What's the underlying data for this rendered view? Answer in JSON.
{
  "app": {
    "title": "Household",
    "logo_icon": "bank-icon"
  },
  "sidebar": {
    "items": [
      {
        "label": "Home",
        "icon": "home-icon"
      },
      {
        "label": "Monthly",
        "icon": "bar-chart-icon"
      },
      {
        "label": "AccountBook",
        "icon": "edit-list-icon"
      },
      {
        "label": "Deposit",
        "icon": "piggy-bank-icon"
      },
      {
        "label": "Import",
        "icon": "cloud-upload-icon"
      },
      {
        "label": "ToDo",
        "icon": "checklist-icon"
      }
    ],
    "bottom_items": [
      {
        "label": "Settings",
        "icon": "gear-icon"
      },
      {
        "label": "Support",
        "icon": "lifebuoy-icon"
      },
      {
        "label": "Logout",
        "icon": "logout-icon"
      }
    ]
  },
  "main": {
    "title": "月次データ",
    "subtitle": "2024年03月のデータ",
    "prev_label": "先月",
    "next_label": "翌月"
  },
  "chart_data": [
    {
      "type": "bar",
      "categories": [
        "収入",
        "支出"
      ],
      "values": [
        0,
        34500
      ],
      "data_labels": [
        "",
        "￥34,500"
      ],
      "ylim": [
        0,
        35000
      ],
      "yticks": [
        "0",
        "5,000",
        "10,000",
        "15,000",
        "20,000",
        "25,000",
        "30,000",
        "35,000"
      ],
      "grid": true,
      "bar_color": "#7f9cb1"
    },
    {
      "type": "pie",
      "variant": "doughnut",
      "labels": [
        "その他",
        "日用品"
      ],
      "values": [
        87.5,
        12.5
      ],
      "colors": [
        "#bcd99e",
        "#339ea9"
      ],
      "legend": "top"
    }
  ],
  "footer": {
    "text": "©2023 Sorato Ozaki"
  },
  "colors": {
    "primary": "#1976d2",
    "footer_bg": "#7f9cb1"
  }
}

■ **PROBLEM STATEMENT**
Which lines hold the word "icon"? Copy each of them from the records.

■ **SOLUTION TO THIS PROBLEM**
    "logo_icon": "bank-icon"
        "icon": "home-icon"
        "icon": "bar-chart-icon"
        "icon": "edit-list-icon"
        "icon": "piggy-bank-icon"
        "icon": "cloud-upload-icon"
        "icon": "checklist-icon"
        "icon": "gear-icon"
        "icon": "lifebuoy-icon"
        "icon": "logout-icon"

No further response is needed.